Excerpt: What do you get if you cross Vanquish with The Terminator? No, not some van-driving pest control bloke who calls himself 'The Verminator'. You get this - Binary Domain. A third-person shooter that wants to be the next Vanquish so badly , but can't help thinking about James Cameron films. It's all here – the glowing red eyes, the same 'endoskeleton holding a big gun' stance… even the flying vehicles have an HK look to them.
Pros: Picking apart robot enemies, Attractive futuristic look, OTT characters are entertaining
Cons: Stupid squad AI, Flaky voice command system, Not as slick as Vanquish
Conclusion: If you're willing to give Binary Domain a chance, an engaging journey awaits. To the credit of the developer, gunplay is a blast throughout. Robots prove to be the perfect fodder for an onslaught of bullets, and also form the foundation for an intriguing narrative. The poor execution of squad-based commands is a disappointment, but it never becomes too much of a problem.

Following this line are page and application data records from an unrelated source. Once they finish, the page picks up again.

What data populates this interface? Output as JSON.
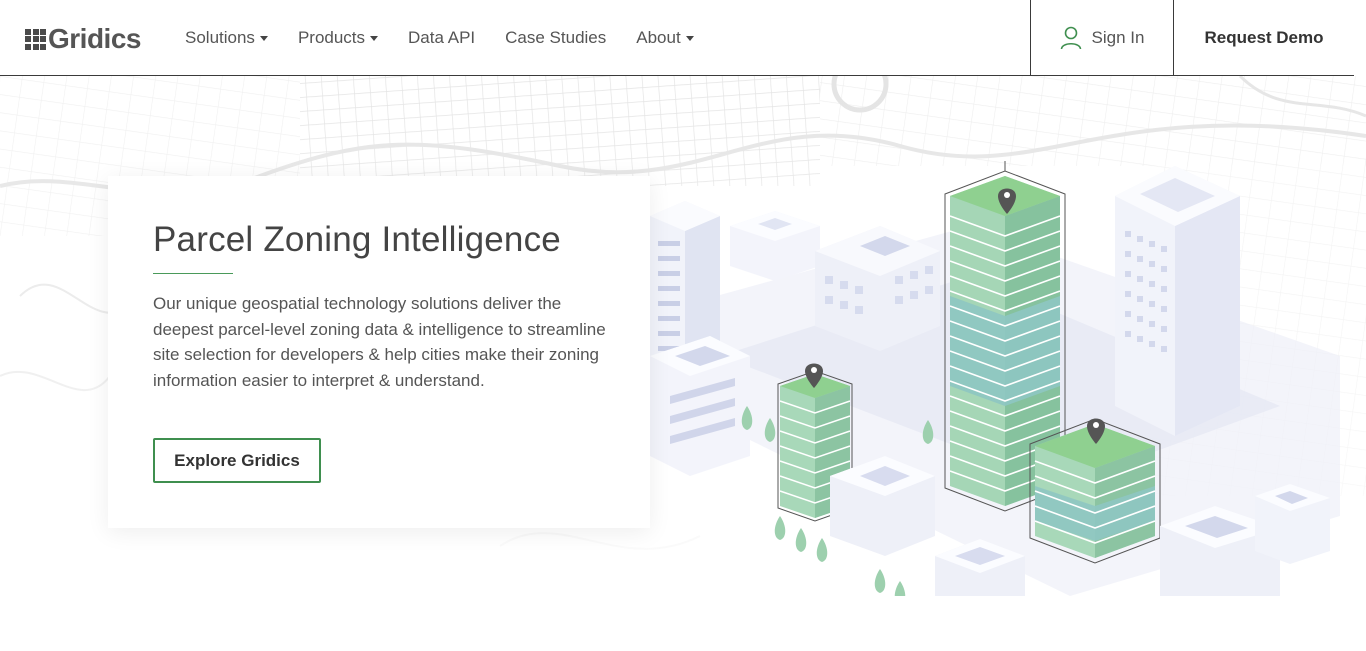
{
  "brand": {
    "name": "Gridics",
    "accent": "#3f8f4f",
    "icon": "grid-logo-icon"
  },
  "nav": {
    "items": [
      {
        "label": "Solutions",
        "dropdown": true
      },
      {
        "label": "Products",
        "dropdown": true
      },
      {
        "label": "Data API",
        "dropdown": false
      },
      {
        "label": "Case Studies",
        "dropdown": false
      },
      {
        "label": "About",
        "dropdown": true
      }
    ],
    "sign_in": "Sign In",
    "request_demo": "Request Demo"
  },
  "hero": {
    "title": "Parcel Zoning Intelligence",
    "body": "Our unique geospatial technology solutions deliver the deepest parcel-level zoning data & intelligence to streamline site selection for developers & help cities make their zoning information easier to interpret & understand.",
    "cta": "Explore Gridics"
  }
}
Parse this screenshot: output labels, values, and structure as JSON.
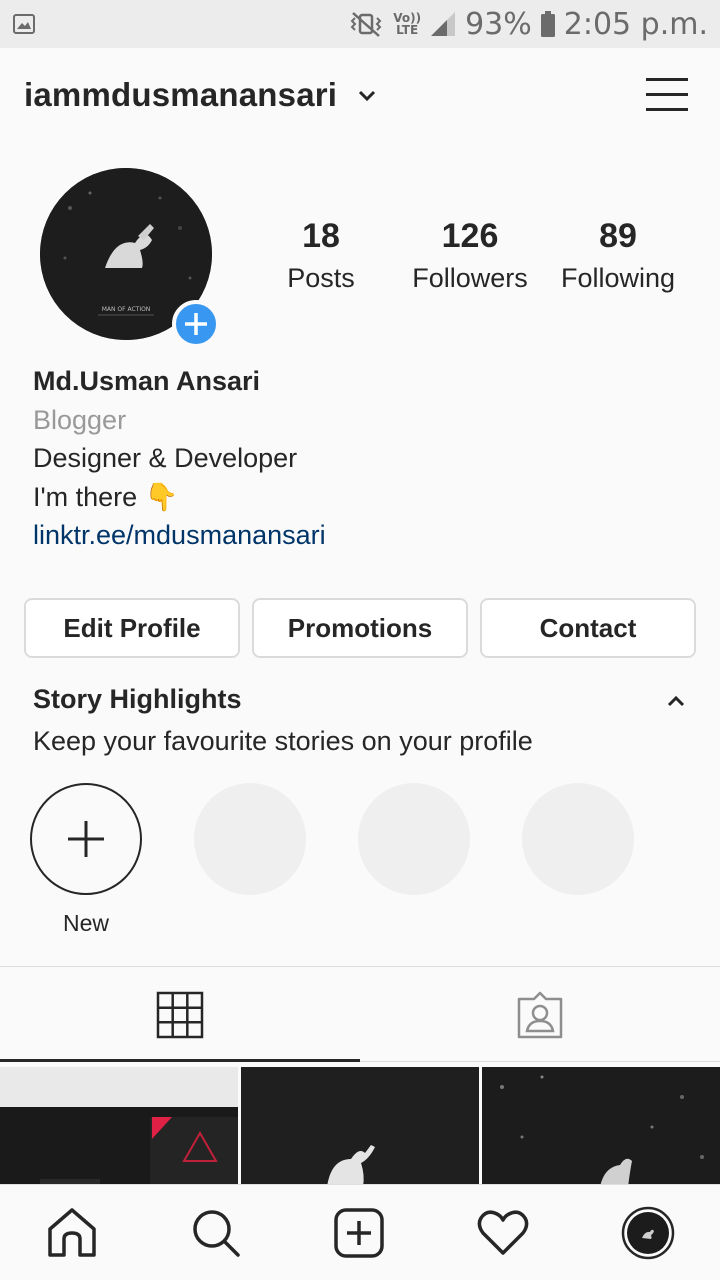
{
  "status_bar": {
    "battery": "93%",
    "time": "2:05 p.m.",
    "volte_top": "Vo))",
    "volte_bottom": "LTE"
  },
  "header": {
    "username": "iammdusmanansari"
  },
  "profile": {
    "avatar_caption": "MAN OF ACTION",
    "stats": [
      {
        "value": "18",
        "label": "Posts"
      },
      {
        "value": "126",
        "label": "Followers"
      },
      {
        "value": "89",
        "label": "Following"
      }
    ],
    "name": "Md.Usman Ansari",
    "category": "Blogger",
    "bio_line1": "Designer & Developer",
    "bio_line2": "I'm there 👇",
    "link": "linktr.ee/mdusmanansari"
  },
  "actions": {
    "edit_profile": "Edit Profile",
    "promotions": "Promotions",
    "contact": "Contact"
  },
  "highlights": {
    "title": "Story Highlights",
    "subtitle": "Keep your favourite stories on your profile",
    "new_label": "New"
  },
  "colors": {
    "accent": "#3897f0",
    "link": "#003569",
    "muted": "#999999"
  }
}
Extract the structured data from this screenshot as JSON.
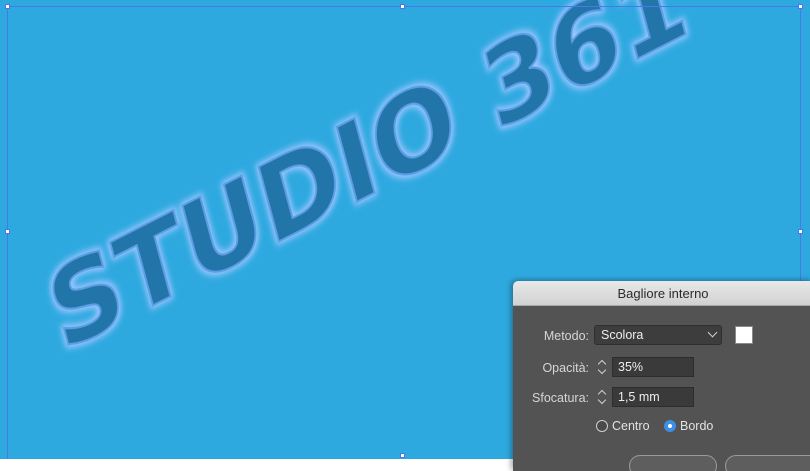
{
  "artwork": {
    "logo_text": "STUDIO 361°",
    "background_color": "#2ea9e0",
    "text_color": "#2274a8",
    "glow_color": "#9fc6ff",
    "selection_color": "#4a78e8"
  },
  "dialog": {
    "title": "Bagliore interno",
    "method": {
      "label": "Metodo:",
      "value": "Scolora"
    },
    "color_swatch": "#ffffff",
    "opacity": {
      "label": "Opacità:",
      "value": "35%"
    },
    "blur": {
      "label": "Sfocatura:",
      "value": "1,5 mm"
    },
    "source": {
      "options": [
        {
          "label": "Centro",
          "selected": false
        },
        {
          "label": "Bordo",
          "selected": true
        }
      ]
    }
  }
}
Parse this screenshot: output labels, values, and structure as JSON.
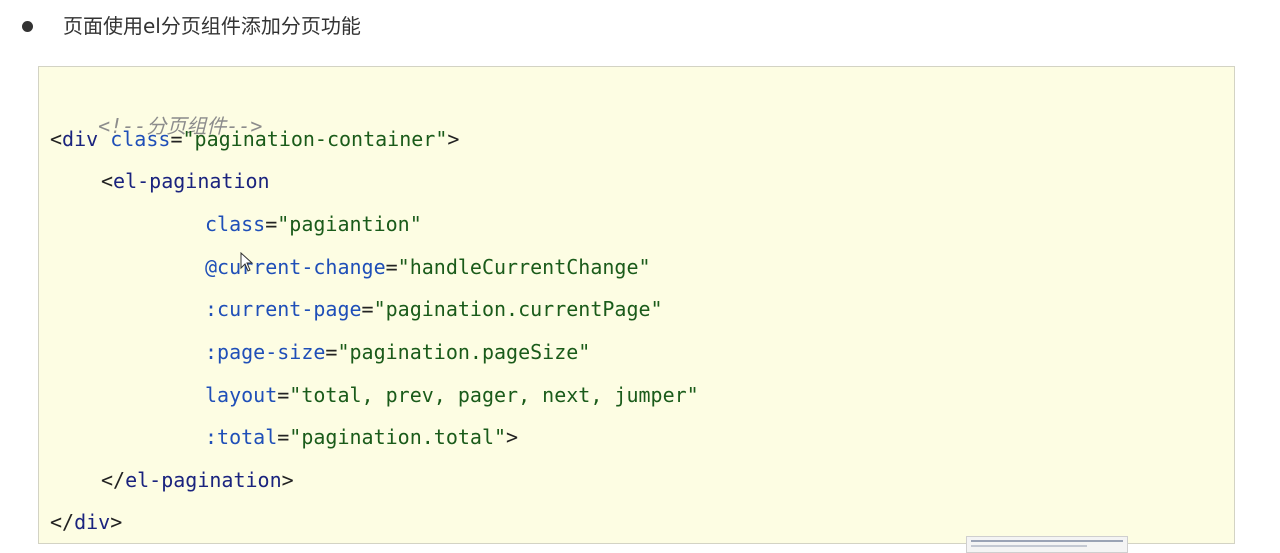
{
  "bullet": {
    "text": "页面使用el分页组件添加分页功能"
  },
  "code": {
    "comment": "<!--分页组件-->",
    "div_open": {
      "lt": "<",
      "tag": "div",
      "attr": "class",
      "eq": "=",
      "value": "\"pagination-container\"",
      "gt": ">"
    },
    "pagination_open": {
      "lt": "<",
      "tag": "el-pagination"
    },
    "attrs": [
      {
        "name": "class",
        "eq": "=",
        "value": "\"pagiantion\""
      },
      {
        "name": "@current-change",
        "eq": "=",
        "value": "\"handleCurrentChange\""
      },
      {
        "name": ":current-page",
        "eq": "=",
        "value": "\"pagination.currentPage\""
      },
      {
        "name": ":page-size",
        "eq": "=",
        "value": "\"pagination.pageSize\""
      },
      {
        "name": "layout",
        "eq": "=",
        "value": "\"total, prev, pager, next, jumper\""
      },
      {
        "name": ":total",
        "eq": "=",
        "value": "\"pagination.total\"",
        "end": ">"
      }
    ],
    "pagination_close": {
      "lt": "</",
      "tag": "el-pagination",
      "gt": ">"
    },
    "div_close": {
      "lt": "</",
      "tag": "div",
      "gt": ">"
    }
  }
}
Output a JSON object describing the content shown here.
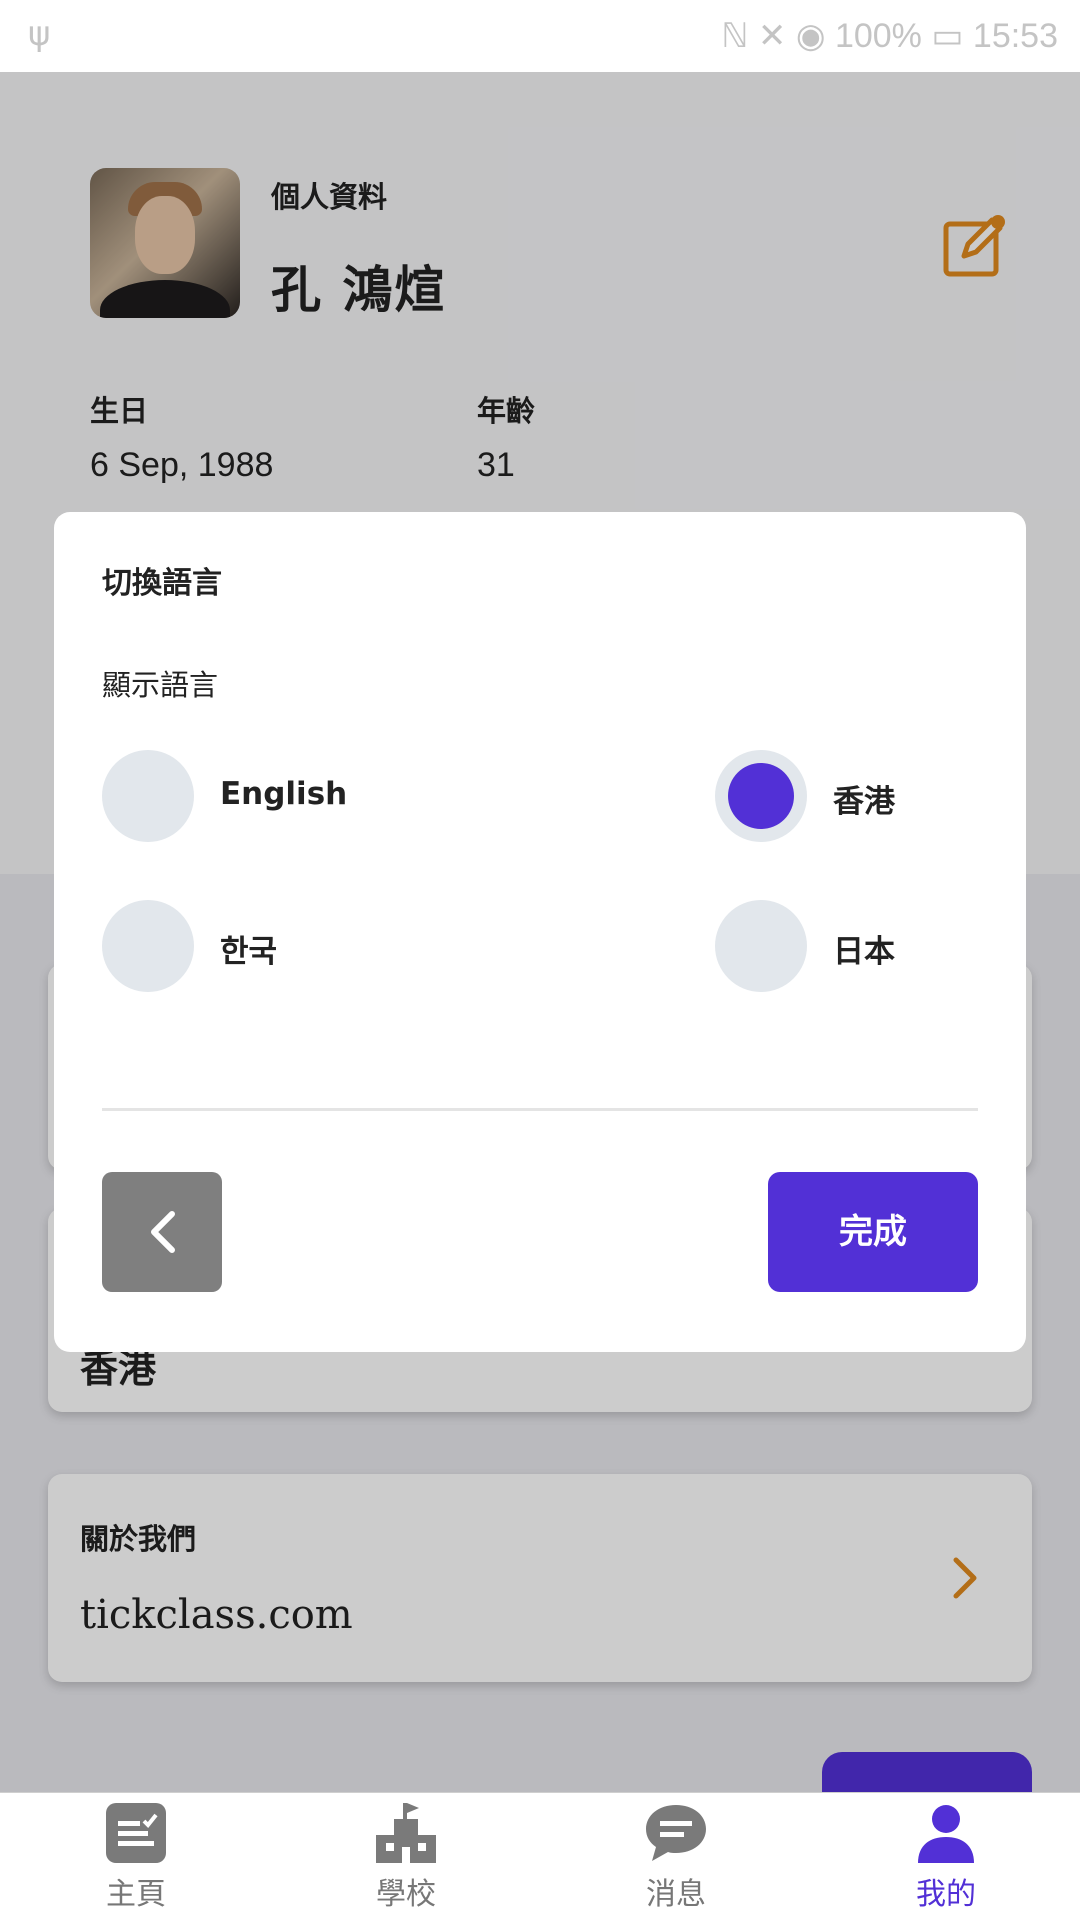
{
  "status_bar": {
    "left_glyph": "ψ",
    "right_text": "ℕ ✕ ◉ 100% ▭ 15:53"
  },
  "profile": {
    "heading": "個人資料",
    "name": "孔 鴻煊",
    "dob_label": "生日",
    "dob_value": "6 Sep, 1988",
    "age_label": "年齡",
    "age_value": "31",
    "accent_color": "#e08a1e"
  },
  "cards": {
    "language_value": "香港",
    "about_title": "關於我們",
    "about_value": "tickclass.com"
  },
  "dialog": {
    "title": "切換語言",
    "subtitle": "顯示語言",
    "options": [
      {
        "label": "English",
        "selected": false
      },
      {
        "label": "香港",
        "selected": true
      },
      {
        "label": "한국",
        "selected": false
      },
      {
        "label": "日本",
        "selected": false
      }
    ],
    "back_icon": "chevron-left-icon",
    "done_label": "完成",
    "primary_color": "#5230d6"
  },
  "bottom_nav": [
    {
      "label": "主頁",
      "icon": "home-icon",
      "active": false
    },
    {
      "label": "學校",
      "icon": "school-icon",
      "active": false
    },
    {
      "label": "消息",
      "icon": "message-icon",
      "active": false
    },
    {
      "label": "我的",
      "icon": "profile-icon",
      "active": true
    }
  ]
}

Summary: Binary Domain is Japan's answer to Gears of War, with exciting, energetic third-person shooting. The multiplayer is lackluster, and the optionally voiced squad tactics are largely inconsequential, but the campaign's sharp shooting and smart story make for a vision splendid romp through Japan's future.
Pros: Robots react to damage in unique ways, Sophisticated script, Convincing vision of the future, Amazing boss fights
Cons: Squad commands are underdeveloped, Voice-recognition is inconsistent, Tacked on multiplayer
Excerpt: So you like playing third-person shooters you say? You say you're tired of killing the same old enemies? You go on to say that you're tired of the zombies, the aliens, the terrorists, and zombie aliens? Well, SEGA feels you. They know what you want, what you really really want is to shoot many robots.
Excerpt: It is the year 2080. Human technology has progressed to the point where robots walk among us, performing menial tasks that humans are no longer capable or willing to do, but when it turns out that a robotics company in Japan can now manufacture robots that not only look human, but also think that they are human, things change. It becomes clear that these robots have been among us for a long time and it is up to the UN to send a team to investigate.
Conclusion: Concept: Add voice commands to a sci-fi based shooter, while exploring the ethics of robotics and artificial life
Graphics: Some of the robots and vehicles are so well-designed that I almost felt guilty blasting them apart
Sound: Guns fire and hit their targets with satisfying cracks and pops.